[INFORMATION PROVIDED]

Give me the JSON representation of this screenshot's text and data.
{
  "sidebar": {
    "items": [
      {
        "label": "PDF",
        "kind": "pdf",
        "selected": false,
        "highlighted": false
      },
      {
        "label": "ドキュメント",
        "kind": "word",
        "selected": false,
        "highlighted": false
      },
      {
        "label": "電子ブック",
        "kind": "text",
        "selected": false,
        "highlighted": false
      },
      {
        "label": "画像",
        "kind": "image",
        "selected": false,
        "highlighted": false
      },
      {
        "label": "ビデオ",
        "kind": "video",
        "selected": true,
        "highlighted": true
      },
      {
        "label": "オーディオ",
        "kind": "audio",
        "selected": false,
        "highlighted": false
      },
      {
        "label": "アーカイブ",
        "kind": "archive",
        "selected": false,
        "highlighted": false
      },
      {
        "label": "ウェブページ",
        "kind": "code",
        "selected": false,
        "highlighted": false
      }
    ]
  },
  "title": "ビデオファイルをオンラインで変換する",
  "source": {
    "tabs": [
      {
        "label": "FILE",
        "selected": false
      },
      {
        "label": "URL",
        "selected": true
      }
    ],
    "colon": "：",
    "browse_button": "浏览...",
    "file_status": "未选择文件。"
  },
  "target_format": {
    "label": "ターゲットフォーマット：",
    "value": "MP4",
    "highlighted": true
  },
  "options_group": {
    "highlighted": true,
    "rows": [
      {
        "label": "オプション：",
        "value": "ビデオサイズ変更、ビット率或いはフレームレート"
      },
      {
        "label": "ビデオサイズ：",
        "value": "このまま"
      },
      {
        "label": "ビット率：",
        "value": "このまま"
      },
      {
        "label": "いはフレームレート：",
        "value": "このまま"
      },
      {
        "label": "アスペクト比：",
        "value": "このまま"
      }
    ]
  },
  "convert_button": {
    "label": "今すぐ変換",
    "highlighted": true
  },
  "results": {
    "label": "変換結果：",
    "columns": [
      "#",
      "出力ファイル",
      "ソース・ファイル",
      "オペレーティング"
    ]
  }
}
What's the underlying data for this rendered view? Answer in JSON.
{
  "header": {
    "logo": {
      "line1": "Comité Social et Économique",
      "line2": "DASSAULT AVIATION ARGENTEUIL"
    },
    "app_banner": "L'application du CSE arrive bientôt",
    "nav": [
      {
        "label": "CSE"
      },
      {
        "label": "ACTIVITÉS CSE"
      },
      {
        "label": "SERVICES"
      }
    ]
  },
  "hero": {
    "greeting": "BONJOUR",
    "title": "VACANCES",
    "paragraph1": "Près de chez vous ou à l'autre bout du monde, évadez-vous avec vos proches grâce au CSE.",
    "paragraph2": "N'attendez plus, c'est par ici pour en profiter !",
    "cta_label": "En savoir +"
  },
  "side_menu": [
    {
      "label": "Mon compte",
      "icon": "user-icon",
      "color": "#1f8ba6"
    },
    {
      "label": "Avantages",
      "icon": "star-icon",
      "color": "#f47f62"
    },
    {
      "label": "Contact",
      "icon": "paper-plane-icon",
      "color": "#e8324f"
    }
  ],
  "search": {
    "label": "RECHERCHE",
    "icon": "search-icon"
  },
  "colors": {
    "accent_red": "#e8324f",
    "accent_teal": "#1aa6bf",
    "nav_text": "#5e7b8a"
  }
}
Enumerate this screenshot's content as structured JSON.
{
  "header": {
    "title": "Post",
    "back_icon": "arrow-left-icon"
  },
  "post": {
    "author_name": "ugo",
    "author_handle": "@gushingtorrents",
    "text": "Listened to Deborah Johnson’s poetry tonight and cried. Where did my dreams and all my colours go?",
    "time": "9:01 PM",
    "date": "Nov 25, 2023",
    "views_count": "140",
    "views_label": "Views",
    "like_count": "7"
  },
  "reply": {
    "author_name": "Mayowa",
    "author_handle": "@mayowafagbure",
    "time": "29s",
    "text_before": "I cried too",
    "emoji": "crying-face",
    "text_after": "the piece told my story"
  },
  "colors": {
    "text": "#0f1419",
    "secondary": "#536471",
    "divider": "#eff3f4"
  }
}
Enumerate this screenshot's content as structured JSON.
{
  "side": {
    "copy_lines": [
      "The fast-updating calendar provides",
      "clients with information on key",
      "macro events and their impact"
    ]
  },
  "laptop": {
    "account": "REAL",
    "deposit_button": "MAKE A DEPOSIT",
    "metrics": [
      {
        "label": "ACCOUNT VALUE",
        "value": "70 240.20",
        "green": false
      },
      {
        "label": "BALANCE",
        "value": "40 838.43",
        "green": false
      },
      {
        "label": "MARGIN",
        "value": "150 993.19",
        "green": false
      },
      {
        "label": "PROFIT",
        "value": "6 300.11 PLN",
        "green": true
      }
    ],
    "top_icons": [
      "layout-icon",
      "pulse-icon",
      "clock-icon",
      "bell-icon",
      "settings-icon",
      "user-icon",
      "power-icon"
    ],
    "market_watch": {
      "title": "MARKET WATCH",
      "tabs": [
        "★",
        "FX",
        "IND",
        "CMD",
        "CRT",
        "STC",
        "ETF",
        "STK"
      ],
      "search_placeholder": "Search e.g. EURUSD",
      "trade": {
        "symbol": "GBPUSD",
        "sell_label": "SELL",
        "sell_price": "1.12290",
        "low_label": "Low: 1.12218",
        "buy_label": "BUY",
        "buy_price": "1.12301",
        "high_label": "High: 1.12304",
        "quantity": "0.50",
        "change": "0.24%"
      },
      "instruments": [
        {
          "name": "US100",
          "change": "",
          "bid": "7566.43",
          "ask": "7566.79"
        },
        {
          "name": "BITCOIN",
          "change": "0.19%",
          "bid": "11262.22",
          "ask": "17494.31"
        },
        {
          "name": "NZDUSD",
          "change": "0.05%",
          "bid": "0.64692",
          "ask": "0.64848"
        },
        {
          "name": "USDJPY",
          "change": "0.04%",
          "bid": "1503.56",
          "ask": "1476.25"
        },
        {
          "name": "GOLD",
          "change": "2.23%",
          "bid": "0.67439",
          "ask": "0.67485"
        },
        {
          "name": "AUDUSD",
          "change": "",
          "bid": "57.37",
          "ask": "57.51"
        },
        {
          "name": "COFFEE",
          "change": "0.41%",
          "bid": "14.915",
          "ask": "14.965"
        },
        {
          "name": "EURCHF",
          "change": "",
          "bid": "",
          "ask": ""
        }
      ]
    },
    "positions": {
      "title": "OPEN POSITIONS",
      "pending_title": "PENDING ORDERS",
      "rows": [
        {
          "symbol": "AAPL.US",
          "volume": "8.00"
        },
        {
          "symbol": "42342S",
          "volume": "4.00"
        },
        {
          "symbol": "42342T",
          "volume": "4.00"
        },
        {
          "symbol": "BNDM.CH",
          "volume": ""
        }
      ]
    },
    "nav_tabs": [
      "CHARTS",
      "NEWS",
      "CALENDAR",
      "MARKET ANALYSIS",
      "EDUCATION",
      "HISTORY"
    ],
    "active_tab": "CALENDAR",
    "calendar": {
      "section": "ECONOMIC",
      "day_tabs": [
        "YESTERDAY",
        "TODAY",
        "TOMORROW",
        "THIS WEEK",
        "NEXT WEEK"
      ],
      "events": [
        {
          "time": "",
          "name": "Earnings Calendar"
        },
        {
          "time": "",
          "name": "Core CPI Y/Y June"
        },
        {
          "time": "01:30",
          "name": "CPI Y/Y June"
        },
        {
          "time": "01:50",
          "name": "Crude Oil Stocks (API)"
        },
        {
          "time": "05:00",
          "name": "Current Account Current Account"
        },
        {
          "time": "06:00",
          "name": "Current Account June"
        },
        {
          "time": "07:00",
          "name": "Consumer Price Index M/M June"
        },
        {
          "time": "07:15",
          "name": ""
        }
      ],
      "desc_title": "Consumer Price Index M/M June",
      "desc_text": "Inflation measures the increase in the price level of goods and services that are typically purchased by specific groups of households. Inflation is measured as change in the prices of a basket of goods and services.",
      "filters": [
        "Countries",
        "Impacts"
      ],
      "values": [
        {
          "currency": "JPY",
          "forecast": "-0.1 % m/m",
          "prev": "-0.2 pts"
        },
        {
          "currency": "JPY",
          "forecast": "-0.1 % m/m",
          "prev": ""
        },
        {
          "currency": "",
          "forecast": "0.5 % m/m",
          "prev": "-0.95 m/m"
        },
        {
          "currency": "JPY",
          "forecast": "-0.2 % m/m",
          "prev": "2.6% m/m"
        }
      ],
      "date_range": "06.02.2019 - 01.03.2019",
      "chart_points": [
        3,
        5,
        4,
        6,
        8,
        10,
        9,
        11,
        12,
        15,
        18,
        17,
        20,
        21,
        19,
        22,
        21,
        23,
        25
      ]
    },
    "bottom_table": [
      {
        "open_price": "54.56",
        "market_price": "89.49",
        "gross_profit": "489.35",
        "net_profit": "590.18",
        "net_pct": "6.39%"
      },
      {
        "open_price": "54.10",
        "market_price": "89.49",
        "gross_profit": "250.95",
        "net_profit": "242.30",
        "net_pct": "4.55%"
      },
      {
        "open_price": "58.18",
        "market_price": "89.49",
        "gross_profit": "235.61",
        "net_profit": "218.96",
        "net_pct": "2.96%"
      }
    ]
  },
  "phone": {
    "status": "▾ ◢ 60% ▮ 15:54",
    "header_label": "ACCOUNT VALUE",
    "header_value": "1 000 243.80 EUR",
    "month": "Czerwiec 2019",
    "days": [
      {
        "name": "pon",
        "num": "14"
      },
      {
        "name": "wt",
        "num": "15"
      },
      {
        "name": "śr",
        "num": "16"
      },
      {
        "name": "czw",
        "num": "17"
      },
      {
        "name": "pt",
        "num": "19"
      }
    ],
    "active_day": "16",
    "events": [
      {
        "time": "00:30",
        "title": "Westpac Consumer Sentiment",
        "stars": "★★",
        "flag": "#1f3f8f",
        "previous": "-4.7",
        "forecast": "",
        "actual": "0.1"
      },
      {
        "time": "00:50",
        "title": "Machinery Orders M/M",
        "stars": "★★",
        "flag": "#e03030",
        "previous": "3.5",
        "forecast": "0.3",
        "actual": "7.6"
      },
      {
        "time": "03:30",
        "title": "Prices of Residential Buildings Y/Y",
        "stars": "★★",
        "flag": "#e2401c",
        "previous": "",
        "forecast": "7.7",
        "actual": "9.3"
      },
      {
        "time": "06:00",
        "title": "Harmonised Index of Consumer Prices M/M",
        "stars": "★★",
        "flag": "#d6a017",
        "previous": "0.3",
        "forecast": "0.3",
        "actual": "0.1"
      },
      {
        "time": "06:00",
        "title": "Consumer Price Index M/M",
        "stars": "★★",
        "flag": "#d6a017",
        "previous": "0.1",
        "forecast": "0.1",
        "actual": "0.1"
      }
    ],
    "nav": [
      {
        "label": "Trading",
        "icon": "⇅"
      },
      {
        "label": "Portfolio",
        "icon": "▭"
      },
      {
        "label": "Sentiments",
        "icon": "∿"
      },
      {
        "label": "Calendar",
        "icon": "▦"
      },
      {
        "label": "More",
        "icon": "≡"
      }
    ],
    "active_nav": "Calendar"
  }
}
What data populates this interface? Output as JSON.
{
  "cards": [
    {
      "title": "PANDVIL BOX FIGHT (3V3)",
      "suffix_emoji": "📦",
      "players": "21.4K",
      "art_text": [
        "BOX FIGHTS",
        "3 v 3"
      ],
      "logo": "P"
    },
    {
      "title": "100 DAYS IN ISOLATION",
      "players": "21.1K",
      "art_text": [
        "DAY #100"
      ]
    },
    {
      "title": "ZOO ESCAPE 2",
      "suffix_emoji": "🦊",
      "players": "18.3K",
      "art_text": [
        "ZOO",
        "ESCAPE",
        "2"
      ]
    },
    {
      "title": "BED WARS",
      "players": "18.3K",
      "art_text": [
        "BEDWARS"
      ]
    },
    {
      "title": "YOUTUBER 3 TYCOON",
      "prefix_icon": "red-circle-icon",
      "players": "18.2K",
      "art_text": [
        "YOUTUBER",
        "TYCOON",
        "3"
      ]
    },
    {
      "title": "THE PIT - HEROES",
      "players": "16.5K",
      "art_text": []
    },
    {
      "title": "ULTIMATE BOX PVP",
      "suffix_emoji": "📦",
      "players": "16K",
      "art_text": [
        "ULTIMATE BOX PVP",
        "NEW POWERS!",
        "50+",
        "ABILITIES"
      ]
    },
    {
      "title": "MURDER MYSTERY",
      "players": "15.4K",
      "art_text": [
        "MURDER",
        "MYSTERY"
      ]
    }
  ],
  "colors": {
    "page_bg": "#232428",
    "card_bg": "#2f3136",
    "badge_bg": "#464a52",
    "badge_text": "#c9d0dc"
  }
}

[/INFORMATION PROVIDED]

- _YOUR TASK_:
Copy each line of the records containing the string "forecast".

- _RESULT_:
          "forecast": "-0.1 % m/m",
          "forecast": "-0.1 % m/m",
          "forecast": "0.5 % m/m",
          "forecast": "-0.2 % m/m",
        "forecast": "",
        "forecast": "0.3",
        "forecast": "7.7",
        "forecast": "0.3",
        "forecast": "0.1",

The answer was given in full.